Earlier this year, Armenian prime minister Nikol Pashinyan and Azerbaijani president Ilham Aliyev met to discuss a framework to resolve the Nagorno-Karabakh conflict. The meeting was not well received in Armenia, and thousands of citizens gathered to protest their government’s recent negotiations with Azerbaijan. Despite the protests, the Armenian government continued to meet with its Azerbaijani counterparts.
Progress was made. In July, the foreign ministers of Armenia and Azerbaijan met in Georgia to discuss the next courses of action in Nagorno-Karabakh. During the meeting, they debated a plan for withdrawing Armenian forces from Nagorno-Karabakh and discussed how to normalize relations.
Following this session, Armenian officials announced they would “withdraw all remaining military units from Nagorno-Karabakh by September.” Residents of the Lachin region were told “they need to leave their homes” before September and that the Karabakh government would provide vouchers worth up to $25,000 to households forced to relocate. It was also announced that Azerbaijani forces would retake control of the area, an item that was outlined in the Armenian-Azerbaijani ceasefire agreement signed in November 2020.
But a recent skirmish has now derailed these events. Last week, one Azerbaijani soldier and two soldiers from the Karabakh army were killed. Over a dozen Karabakh soldiers were also injured in renewed fighting between Armenian and Azerbaijani forces. Shortly after the deadly encounter, the Armenian and Azerbaijani governments accused one another of violating the current ceasefire.
The international community was swift to comment on these events. The United States urged Armenia and Azerbaijan to “reduce tensions and avoid further escalation” in Nagorno-Karabakh. Similarly, representatives from the European Union called for an immediate de-escalation in the region. Finally, Turkey and Russia voiced their concerns over the renewed skirmish, with the latter vowing to “stabilize the situation.”

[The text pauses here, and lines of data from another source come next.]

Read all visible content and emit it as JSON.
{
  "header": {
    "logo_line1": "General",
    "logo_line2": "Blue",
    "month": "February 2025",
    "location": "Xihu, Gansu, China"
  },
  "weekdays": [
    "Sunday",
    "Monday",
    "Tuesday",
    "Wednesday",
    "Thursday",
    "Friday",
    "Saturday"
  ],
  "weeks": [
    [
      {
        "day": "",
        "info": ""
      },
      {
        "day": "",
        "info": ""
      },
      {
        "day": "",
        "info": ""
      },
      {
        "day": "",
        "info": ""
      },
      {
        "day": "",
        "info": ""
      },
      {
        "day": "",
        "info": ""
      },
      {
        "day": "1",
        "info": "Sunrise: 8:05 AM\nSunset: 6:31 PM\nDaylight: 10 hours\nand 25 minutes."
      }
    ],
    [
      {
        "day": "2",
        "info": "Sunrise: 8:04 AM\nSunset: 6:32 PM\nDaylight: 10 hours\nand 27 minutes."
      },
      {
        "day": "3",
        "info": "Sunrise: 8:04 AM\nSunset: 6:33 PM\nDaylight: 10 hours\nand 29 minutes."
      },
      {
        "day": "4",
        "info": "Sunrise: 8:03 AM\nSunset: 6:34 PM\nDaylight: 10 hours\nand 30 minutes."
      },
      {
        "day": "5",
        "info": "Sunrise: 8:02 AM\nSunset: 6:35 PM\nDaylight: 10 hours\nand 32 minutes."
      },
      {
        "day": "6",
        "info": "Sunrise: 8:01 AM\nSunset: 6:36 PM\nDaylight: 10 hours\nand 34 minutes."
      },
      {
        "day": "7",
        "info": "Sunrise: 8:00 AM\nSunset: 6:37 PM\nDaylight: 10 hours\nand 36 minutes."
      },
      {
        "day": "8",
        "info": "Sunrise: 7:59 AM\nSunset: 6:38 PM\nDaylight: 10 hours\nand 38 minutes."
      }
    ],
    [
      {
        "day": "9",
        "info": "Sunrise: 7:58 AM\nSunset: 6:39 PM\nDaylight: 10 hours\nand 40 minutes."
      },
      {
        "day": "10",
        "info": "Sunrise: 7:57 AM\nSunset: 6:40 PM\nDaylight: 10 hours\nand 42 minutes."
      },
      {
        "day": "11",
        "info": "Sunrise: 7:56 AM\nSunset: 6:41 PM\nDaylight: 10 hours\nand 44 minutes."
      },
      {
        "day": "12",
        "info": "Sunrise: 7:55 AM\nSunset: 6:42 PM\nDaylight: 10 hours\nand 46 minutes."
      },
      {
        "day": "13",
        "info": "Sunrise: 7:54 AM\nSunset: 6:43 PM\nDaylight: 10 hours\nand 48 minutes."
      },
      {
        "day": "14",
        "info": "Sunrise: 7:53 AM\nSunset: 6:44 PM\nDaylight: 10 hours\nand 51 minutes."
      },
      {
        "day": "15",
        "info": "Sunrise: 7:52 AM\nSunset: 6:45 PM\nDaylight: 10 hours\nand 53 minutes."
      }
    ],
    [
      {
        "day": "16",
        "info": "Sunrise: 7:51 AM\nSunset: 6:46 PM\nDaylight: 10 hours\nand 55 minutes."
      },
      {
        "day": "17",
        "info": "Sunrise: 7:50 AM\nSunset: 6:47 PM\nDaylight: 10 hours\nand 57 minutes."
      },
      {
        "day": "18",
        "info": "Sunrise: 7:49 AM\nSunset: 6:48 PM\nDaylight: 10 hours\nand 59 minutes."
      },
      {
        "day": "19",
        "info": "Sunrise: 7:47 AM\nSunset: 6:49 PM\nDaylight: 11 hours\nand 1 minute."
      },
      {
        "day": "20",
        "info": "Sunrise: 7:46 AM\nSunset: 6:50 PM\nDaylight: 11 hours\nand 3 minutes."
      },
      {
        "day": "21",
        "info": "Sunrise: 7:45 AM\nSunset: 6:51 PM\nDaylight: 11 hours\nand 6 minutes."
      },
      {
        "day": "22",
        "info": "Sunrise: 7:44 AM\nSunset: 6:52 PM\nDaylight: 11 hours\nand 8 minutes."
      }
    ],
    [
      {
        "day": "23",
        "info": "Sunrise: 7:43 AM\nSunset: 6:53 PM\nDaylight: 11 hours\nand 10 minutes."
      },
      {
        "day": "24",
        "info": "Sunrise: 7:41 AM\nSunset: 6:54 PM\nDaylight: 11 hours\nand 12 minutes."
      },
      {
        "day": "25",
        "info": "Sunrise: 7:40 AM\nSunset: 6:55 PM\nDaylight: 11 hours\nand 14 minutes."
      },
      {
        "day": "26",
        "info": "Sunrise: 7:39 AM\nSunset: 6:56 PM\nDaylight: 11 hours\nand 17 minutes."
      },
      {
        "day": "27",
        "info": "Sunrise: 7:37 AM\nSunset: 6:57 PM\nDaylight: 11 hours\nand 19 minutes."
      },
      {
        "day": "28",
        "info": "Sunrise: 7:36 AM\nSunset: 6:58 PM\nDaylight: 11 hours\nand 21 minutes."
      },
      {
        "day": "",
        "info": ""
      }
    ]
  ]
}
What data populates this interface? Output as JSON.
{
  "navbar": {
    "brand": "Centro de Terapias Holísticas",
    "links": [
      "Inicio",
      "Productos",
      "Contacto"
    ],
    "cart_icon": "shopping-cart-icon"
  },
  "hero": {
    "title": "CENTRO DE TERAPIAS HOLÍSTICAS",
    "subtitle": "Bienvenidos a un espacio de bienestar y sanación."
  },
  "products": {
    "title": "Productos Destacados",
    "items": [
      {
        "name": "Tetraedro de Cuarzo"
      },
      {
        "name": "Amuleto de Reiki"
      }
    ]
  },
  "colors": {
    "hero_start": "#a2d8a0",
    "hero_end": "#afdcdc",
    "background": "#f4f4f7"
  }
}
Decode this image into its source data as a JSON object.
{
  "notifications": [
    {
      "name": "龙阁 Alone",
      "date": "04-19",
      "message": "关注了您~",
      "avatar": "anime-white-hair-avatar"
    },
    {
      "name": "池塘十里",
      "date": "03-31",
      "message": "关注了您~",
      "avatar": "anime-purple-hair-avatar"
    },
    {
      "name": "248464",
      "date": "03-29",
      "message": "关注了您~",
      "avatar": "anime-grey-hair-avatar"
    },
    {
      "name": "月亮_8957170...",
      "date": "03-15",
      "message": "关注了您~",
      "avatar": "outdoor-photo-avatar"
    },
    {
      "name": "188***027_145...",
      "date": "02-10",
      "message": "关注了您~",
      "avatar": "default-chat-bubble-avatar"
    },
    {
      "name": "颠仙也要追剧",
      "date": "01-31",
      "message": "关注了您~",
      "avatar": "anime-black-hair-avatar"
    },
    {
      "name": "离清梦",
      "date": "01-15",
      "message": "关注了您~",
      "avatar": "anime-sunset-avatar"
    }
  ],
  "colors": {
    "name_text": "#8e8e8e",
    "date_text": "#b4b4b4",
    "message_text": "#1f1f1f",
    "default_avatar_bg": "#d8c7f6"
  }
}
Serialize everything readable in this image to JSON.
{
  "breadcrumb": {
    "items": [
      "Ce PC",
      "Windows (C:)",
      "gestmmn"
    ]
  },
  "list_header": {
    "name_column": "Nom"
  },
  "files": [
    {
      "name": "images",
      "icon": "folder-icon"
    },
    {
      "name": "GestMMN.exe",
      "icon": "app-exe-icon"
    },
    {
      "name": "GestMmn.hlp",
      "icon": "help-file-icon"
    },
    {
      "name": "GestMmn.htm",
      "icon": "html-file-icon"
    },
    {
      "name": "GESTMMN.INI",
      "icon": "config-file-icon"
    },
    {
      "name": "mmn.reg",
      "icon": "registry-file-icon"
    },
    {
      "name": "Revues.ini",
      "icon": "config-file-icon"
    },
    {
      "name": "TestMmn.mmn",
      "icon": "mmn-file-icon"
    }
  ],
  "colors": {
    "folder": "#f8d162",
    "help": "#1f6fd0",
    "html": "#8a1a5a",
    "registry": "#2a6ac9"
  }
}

As the situation develops, it remains to be seen how these international actors will help resolve the conflict. Numerous ceasefire agreements have been violated, and thousands of Armenian and Azerbaijani soldiers and citizens have been killed. The United States and European Union have sent millions of dollars in financial and humanitarian assistance, but this has not ended the conflict. Similarly, Turkey and Russia were instrumental in the 2020 ceasefire negotiations, but this agreement has constantly been violated. Russia even deployed peacekeepers to the region, but this has not alleviated tensions between Yerevan and Baku.
Now, an aura of uncertainty surrounds the conflict. While Armenian and Azerbaijani officials have continuously spoken with their counterparts from the United States, the EU, Turkey, and Russia about the ongoing Nagorno-Karabakh conflict, talks have failed to resolve these tensions. Due to these failed negotiations, some experts have predicted that the “likelihood of renewed war in Nagorno-Karabakh is high” and that the “chances of yet another war seem more plausible than a peace treaty.”
Based on these concerns, the international community must re-engage in the Caucasus. One potential solution would be to introduce additional peacekeeping forces to the region. To date, the Russians have a few thousand soldiers deployed in Nagorno-Karabakh. Recent reports, however, revealed that Karabakh residents have questioned the effectiveness of Russian peacekeepers in the region. If the Organization for Security and Co-operation in Europe sent a multi-national peacekeeping force to the region, it could help with the negotiation process and limit the risk of renewed skirmishes between Armenia and Azerbaijan. These countries have made progress in their renewed discussions, and a larger peacekeeping force could help see these recent agreements to their completion.
Second, the international community should encourage negotiations between Armenian and Azerbaijani leaders. The recent EU discussions made some progress. Both countries discussed a potential withdrawal of Armenian forces from the region. Another provision could see these countries establish new trade routes. Should this be implemented, it would lead to greater economic growth and create new opportunities for both countries.
Finally, Armenia and Azerbaijan should strive to build their relationships with the major powers in the region. Collaborating with Turkish and Russian mitigation forces could lead to the establishment of new socio-economic and political opportunities in the Caucasus. The “delineation of borders” would also allow for greater movement and travel within the region.
Overall, the ongoing discussions surrounding the Nagorno-Karabakh conflict have been a long and challenging process. Resolving these tensions will not come overnight, but the international community must do everything it can to serve as an intermediary during these negotiation processes. Ensuring that Armenia and Azerbaijan fulfill the provisions outlined in the newly established peace plans will help ease tensions and could slowly lead to normalized relations. It will not be easy, and it will take time, but the international community must try. After all, a successful peace plan would save thousands of lives.